The Science Of Scientific Writing    Set A      Intro to Paragraphs   Features of Maps  Examples of Maps   Exercise 1 Quiz     Diverse Organising Principles    Example Exercise for Exercises 2-4     Exercise 2    Exercise 3    Exercise 4  Adding Non-core Content   *Exercise 5*    Final Page.

Course Home

OVERVIEW: The way to well-written science

How to do the Course


PART I: Paragraphs and Sentences

SET A: Paragraphs: The Maps Behind Them

SET B: Paragraphs: Using Maps to Meet Readers' Expectations

SET C: Paragraphs with Something Extra: Points and Tails

SET D: The Generic Section: Expectations and Maps as Blueprints

SET E: Scientific Sections: The Methods and Results

SET F: Scientific Sections: The Discussion

SET G : Scientific Sections: The Introduction

SET H : Sentences

SET I : The Paper as a Whole



PART II: The Paper and its Sections


SET 1: Argument Parts

SET 2: Indicator Words

SET 3: Refining Claims

SET 4: Locating Arguments in Prose

SET 5: Rationale's Essay Planner

SET 6: Evidence in Arguments: Basis Boxes

SET 7: Assessing

SET 8: More on Assessing

SET 9: Analysis Maps

SET 10: Assessing Again

Synthesis 1: Position-Early Paragraphs

Synthesis 2: Position-Final Paragraphs

Synthesis 3: Writing a Discussion I

Synthesis 4: Writing a Discussion II

Exercise 2

Now it's your turn!

1. Drag the image of the six sentences below onto the Rationale Workspace, and then rearrange the individual sentences into a nested diagram.


In making decisions as to which is the sentence appropriate for the top box of the map, and what is the "correct" sequence for the rest of the sentences, keep these ideas in mind:

  • Look for ways to apply one or more of the primary and secondary Organising Principles
  • Look for words or phrases that act as explicit guides to the sequence of (at least some of) the sentences, for example: First, secondly, in conclusion.
  • Look closely at the beginning of sentences because that is a place where writers often repeat words that are taken from the previous sentence.


3. Check your work against the model.

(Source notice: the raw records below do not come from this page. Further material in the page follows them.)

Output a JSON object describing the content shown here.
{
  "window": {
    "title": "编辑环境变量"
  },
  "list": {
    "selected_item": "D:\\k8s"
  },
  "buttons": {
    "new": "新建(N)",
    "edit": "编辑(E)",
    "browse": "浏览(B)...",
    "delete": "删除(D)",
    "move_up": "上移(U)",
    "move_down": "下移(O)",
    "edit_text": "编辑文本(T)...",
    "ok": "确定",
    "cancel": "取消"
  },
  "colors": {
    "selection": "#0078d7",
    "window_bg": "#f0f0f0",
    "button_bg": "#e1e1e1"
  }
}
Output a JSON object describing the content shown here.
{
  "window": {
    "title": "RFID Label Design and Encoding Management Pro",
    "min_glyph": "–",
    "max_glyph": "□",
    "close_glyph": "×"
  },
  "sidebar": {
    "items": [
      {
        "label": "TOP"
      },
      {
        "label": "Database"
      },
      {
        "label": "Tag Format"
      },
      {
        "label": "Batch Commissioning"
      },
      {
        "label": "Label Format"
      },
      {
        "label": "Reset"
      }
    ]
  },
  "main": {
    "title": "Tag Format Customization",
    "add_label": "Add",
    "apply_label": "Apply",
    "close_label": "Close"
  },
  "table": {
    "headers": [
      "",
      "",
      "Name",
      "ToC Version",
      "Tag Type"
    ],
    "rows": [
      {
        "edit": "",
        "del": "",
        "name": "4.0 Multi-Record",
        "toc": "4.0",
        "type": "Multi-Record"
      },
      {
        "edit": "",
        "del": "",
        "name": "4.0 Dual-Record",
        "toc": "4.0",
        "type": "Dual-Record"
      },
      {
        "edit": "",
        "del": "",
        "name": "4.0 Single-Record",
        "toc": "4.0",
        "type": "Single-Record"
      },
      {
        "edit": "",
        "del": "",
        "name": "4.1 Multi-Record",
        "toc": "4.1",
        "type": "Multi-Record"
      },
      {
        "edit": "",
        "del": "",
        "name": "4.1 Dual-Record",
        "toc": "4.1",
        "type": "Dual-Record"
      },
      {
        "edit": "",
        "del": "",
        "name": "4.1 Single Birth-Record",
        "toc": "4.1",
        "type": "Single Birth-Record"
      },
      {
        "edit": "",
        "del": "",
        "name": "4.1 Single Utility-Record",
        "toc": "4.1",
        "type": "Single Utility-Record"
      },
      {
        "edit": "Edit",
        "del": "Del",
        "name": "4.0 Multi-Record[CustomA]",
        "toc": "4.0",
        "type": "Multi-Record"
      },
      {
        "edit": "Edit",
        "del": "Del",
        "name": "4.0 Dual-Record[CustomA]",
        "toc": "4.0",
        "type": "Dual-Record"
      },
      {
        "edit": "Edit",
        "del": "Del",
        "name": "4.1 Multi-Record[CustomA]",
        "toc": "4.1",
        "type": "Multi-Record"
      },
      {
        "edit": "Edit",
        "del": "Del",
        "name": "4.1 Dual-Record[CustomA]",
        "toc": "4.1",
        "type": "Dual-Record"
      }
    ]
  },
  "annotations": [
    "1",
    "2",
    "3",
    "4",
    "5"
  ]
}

If your diagram differs from the model, try to understand why, and if you can't ask for assistance (if available). If you are submitting your work for feedback by a teacher, don't change your answer to fit the model. Your initial attempt at the exercise is more informative and will help the teacher to guide you.

NB: The model answer will open in a new window. Close the window when you're finished.